Jain Faries is Mox Nix Textiles. She began working with textiles at age six when she started hemming her own clothes. She learned to knit when she was ten , and still does. She learned to crochet lace from her Grandmother in White Sulphur Springs, Montana. She taught herself quilting in the early 70s, and won a blue ribbon in the professional class at the National Quilters Association convention in New Orleans around 1977. Her knowledge of vintage fabric borders on encyclopedic. She’s also a gifted seamstress, and does exquisite needlework. She is truly a one-woman textile mill.

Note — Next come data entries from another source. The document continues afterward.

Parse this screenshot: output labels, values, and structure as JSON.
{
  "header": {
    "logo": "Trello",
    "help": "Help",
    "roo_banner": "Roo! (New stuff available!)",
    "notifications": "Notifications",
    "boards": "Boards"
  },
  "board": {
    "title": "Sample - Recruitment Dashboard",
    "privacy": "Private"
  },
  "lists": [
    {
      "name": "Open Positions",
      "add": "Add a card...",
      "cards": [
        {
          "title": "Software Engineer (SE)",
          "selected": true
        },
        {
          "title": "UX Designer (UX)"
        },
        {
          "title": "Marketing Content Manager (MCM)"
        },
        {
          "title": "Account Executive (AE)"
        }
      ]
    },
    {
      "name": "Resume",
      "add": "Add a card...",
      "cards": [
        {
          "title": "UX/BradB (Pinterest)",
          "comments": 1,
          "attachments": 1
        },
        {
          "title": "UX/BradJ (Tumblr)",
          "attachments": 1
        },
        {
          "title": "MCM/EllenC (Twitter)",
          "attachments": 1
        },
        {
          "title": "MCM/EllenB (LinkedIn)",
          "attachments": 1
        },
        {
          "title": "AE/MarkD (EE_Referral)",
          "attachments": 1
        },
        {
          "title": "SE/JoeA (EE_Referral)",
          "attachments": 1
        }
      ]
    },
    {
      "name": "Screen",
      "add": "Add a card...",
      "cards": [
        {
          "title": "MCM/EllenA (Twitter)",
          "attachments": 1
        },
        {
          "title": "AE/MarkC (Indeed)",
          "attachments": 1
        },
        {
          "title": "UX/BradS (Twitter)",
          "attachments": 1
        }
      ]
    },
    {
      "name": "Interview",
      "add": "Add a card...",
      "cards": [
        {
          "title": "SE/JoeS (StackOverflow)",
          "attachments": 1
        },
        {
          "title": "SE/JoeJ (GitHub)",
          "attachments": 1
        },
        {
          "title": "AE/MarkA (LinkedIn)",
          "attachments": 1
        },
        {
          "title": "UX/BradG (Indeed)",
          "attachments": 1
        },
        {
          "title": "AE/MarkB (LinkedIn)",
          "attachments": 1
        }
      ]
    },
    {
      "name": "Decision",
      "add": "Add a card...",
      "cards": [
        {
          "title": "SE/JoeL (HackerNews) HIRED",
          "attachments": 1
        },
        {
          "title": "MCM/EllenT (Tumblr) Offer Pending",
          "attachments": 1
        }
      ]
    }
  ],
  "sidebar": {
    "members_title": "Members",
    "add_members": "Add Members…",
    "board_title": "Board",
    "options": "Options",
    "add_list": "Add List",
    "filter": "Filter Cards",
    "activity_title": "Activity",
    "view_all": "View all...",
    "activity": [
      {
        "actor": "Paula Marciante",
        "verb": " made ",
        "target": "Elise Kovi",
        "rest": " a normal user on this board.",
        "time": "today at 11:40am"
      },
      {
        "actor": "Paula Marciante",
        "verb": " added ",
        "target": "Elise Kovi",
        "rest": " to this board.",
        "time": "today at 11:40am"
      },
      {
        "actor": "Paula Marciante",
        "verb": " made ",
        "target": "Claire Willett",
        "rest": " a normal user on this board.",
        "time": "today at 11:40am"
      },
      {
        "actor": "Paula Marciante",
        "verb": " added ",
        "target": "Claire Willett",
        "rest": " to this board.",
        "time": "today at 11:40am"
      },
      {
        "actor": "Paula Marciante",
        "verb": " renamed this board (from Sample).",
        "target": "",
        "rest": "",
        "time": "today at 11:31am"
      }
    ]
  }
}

Jain and her mother, Bette, learned hand-spinning at The River Farm in the Shenandoah Valley of Virginia. Then Bette gave Jain a loom and a number of weaving books, and she attempted some rudimentary weaving, resulting in perhaps the ugliest set of unusable rag placemats ever woven.
In the fall of 1993 Mox Nix began when the interior designer for the Colonial Williamsburg Foundation (CWF) found two coverlets at its booth at a craft show there. By the time the dust cleared, Jain had an order for 90 coverlets and was officially in the professional weaving business.
Since then, Mox Nix Textiles has participated in some of the most prestigious, juried art/craft shows in the nation, and Jain's work is available in museum shops, traditional home furnishing shops, and galleries throughout the US and Canada. That and three bucks should get you a quality latté.
Jain strives to recreate the overshot textiles that were woven from the late 18th through early 20th centuries. Overshot was a home weave, well within the grasp of any competent weaver. While Mox Nix often uses what appear to be contemporary color combinations, all the colors they use are traceable to antique textiles.
The entry deadline for the 2023 Directory of
Traditional American Crafts has passed. We are now processing entries and submitting
them to our jurors. We will contract entrants after the jurors have made ther decisions.